> Data
[Start of section]

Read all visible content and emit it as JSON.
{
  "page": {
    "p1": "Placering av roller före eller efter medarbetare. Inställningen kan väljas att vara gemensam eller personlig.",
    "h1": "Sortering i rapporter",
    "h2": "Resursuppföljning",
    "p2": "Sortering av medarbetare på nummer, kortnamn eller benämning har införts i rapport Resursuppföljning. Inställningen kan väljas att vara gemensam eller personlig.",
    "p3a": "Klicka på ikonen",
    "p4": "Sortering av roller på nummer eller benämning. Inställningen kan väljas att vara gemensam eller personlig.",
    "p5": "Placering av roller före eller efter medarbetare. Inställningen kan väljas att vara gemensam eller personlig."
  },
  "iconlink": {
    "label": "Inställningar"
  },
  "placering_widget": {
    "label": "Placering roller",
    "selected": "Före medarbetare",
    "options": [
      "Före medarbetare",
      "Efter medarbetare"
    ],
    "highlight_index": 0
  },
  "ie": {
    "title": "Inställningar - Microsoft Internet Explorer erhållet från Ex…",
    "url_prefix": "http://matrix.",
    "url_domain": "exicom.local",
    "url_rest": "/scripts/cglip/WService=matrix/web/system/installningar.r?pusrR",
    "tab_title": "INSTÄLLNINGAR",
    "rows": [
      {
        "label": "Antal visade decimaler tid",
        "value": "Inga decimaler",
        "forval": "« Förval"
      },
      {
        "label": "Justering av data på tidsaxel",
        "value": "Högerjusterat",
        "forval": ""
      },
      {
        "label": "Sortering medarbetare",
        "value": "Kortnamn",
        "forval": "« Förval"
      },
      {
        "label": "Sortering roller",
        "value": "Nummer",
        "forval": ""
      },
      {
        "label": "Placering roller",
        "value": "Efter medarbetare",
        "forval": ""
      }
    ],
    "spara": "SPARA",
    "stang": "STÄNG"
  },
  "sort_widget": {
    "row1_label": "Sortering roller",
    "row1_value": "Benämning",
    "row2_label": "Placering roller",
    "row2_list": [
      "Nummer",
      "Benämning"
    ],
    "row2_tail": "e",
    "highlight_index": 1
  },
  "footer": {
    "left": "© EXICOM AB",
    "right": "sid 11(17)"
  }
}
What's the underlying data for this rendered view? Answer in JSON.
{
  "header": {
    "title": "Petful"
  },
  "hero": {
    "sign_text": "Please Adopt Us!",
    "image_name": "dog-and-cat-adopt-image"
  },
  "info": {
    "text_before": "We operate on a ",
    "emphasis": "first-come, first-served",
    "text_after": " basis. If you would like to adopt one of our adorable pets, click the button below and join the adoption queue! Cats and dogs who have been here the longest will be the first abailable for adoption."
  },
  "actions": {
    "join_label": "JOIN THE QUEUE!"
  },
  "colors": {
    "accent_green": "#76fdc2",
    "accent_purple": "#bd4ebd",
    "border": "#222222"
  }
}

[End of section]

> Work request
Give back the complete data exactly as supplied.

> Solution
Read all visible content and emit it as JSON.
{
  "page": {
    "p1": "Placering av roller före eller efter medarbetare. Inställningen kan väljas att vara gemensam eller personlig.",
    "h1": "Sortering i rapporter",
    "h2": "Resursuppföljning",
    "p2": "Sortering av medarbetare på nummer, kortnamn eller benämning har införts i rapport Resursuppföljning. Inställningen kan väljas att vara gemensam eller personlig.",
    "p3a": "Klicka på ikonen",
    "p4": "Sortering av roller på nummer eller benämning. Inställningen kan väljas att vara gemensam eller personlig.",
    "p5": "Placering av roller före eller efter medarbetare. Inställningen kan väljas att vara gemensam eller personlig."
  },
  "iconlink": {
    "label": "Inställningar"
  },
  "placering_widget": {
    "label": "Placering roller",
    "selected": "Före medarbetare",
    "options": [
      "Före medarbetare",
      "Efter medarbetare"
    ],
    "highlight_index": 0
  },
  "ie": {
    "title": "Inställningar - Microsoft Internet Explorer erhållet från Ex…",
    "url_prefix": "http://matrix.",
    "url_domain": "exicom.local",
    "url_rest": "/scripts/cglip/WService=matrix/web/system/installningar.r?pusrR",
    "tab_title": "INSTÄLLNINGAR",
    "rows": [
      {
        "label": "Antal visade decimaler tid",
        "value": "Inga decimaler",
        "forval": "« Förval"
      },
      {
        "label": "Justering av data på tidsaxel",
        "value": "Högerjusterat",
        "forval": ""
      },
      {
        "label": "Sortering medarbetare",
        "value": "Kortnamn",
        "forval": "« Förval"
      },
      {
        "label": "Sortering roller",
        "value": "Nummer",
        "forval": ""
      },
      {
        "label": "Placering roller",
        "value": "Efter medarbetare",
        "forval": ""
      }
    ],
    "spara": "SPARA",
    "stang": "STÄNG"
  },
  "sort_widget": {
    "row1_label": "Sortering roller",
    "row1_value": "Benämning",
    "row2_label": "Placering roller",
    "row2_list": [
      "Nummer",
      "Benämning"
    ],
    "row2_tail": "e",
    "highlight_index": 1
  },
  "footer": {
    "left": "© EXICOM AB",
    "right": "sid 11(17)"
  }
}
What's the underlying data for this rendered view? Answer in JSON.
{
  "header": {
    "title": "Petful"
  },
  "hero": {
    "sign_text": "Please Adopt Us!",
    "image_name": "dog-and-cat-adopt-image"
  },
  "info": {
    "text_before": "We operate on a ",
    "emphasis": "first-come, first-served",
    "text_after": " basis. If you would like to adopt one of our adorable pets, click the button below and join the adoption queue! Cats and dogs who have been here the longest will be the first abailable for adoption."
  },
  "actions": {
    "join_label": "JOIN THE QUEUE!"
  },
  "colors": {
    "accent_green": "#76fdc2",
    "accent_purple": "#bd4ebd",
    "border": "#222222"
  }
}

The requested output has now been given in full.